__TASK INPUT__.
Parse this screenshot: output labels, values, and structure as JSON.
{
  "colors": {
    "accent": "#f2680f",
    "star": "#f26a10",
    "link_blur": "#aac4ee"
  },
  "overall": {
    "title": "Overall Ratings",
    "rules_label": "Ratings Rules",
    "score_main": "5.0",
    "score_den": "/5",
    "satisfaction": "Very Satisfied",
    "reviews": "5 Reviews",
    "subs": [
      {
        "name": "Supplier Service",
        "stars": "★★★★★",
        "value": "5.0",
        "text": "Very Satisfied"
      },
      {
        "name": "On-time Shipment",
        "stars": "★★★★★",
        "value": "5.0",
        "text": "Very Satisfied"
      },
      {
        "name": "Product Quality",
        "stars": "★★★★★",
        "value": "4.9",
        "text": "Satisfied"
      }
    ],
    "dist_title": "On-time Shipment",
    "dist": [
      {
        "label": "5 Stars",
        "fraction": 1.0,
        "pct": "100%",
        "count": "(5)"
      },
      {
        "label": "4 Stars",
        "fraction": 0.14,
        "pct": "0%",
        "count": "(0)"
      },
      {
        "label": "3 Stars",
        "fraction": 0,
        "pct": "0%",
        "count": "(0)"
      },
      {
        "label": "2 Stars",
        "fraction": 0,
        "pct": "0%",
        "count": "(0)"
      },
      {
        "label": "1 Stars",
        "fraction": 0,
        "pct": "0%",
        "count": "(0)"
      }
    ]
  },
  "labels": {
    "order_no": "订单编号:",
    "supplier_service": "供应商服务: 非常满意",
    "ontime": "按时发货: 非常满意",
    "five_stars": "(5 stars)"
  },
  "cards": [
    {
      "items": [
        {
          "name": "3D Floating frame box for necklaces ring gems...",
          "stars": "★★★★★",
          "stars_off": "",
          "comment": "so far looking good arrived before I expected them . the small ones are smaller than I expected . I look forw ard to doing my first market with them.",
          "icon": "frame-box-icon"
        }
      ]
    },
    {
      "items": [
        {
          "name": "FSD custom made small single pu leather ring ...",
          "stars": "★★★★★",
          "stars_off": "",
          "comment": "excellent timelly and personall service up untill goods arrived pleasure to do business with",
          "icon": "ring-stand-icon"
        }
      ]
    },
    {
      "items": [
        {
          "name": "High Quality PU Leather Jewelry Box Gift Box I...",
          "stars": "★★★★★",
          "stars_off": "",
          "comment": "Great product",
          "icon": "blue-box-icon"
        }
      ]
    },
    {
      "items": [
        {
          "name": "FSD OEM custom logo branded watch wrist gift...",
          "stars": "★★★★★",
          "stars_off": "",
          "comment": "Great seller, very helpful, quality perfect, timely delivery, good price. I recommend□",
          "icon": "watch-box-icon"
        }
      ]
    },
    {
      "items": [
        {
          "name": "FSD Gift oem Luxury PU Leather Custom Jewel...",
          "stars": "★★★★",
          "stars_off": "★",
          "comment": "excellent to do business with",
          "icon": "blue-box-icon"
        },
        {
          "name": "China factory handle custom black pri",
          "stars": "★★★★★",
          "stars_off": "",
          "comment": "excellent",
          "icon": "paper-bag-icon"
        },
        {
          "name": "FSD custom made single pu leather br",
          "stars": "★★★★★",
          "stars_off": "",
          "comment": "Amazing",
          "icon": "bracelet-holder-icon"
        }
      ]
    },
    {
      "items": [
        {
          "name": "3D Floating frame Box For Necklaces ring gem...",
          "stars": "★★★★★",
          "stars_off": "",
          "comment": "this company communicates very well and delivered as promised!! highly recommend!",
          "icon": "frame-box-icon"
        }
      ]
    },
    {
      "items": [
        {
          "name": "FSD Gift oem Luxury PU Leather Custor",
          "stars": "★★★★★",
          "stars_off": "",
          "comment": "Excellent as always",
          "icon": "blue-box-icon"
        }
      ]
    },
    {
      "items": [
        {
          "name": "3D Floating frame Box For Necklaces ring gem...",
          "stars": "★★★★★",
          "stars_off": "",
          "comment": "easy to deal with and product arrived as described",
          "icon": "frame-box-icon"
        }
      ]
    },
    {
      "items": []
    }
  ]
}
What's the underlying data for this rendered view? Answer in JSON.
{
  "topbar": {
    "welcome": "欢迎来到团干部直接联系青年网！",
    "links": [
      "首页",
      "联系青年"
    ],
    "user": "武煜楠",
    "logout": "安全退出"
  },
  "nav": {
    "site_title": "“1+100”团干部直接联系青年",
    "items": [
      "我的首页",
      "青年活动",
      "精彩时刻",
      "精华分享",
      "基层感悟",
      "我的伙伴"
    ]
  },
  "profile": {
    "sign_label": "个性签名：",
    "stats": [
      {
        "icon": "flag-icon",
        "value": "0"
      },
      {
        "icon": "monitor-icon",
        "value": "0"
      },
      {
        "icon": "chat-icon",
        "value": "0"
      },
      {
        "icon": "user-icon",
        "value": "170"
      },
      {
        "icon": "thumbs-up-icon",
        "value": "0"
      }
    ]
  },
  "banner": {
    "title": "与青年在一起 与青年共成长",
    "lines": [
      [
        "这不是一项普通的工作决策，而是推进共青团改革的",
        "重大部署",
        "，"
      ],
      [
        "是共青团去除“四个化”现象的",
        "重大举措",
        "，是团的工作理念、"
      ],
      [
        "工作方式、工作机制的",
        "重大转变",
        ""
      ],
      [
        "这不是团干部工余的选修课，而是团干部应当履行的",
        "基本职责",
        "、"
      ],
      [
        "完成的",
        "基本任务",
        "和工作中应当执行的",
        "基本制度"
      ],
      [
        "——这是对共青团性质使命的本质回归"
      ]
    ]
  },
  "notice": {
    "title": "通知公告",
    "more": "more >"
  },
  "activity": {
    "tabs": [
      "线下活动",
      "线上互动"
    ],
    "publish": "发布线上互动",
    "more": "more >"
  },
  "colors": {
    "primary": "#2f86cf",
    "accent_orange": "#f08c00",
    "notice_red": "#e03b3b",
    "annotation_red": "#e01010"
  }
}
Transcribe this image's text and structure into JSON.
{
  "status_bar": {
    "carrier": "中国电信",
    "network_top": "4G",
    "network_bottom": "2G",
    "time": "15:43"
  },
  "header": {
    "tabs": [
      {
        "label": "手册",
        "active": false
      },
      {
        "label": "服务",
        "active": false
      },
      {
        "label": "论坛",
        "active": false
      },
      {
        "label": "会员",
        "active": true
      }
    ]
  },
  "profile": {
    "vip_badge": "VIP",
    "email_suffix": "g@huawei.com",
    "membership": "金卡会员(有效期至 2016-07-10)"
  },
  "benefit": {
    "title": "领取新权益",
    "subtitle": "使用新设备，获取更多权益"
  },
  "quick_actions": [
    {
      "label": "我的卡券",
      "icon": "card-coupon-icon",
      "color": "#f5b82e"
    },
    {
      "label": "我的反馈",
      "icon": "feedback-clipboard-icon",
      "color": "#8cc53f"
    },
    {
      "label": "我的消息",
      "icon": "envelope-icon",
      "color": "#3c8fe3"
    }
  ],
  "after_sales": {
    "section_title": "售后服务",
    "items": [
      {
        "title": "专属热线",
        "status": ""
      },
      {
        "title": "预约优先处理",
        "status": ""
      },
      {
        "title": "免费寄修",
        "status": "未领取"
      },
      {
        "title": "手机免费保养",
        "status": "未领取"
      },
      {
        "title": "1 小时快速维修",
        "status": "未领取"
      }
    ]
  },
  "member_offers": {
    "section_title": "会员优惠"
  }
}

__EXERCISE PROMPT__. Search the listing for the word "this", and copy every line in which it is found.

__TASK RESULT__.
Parse this screenshot: output labels, values, and structure as JSON.
          "comment": "this company communicates very well and delivered as promised!! highly recommend!",
What's the underlying data for this rendered view? Answer in JSON.
Transcribe this image's text and structure into JSON.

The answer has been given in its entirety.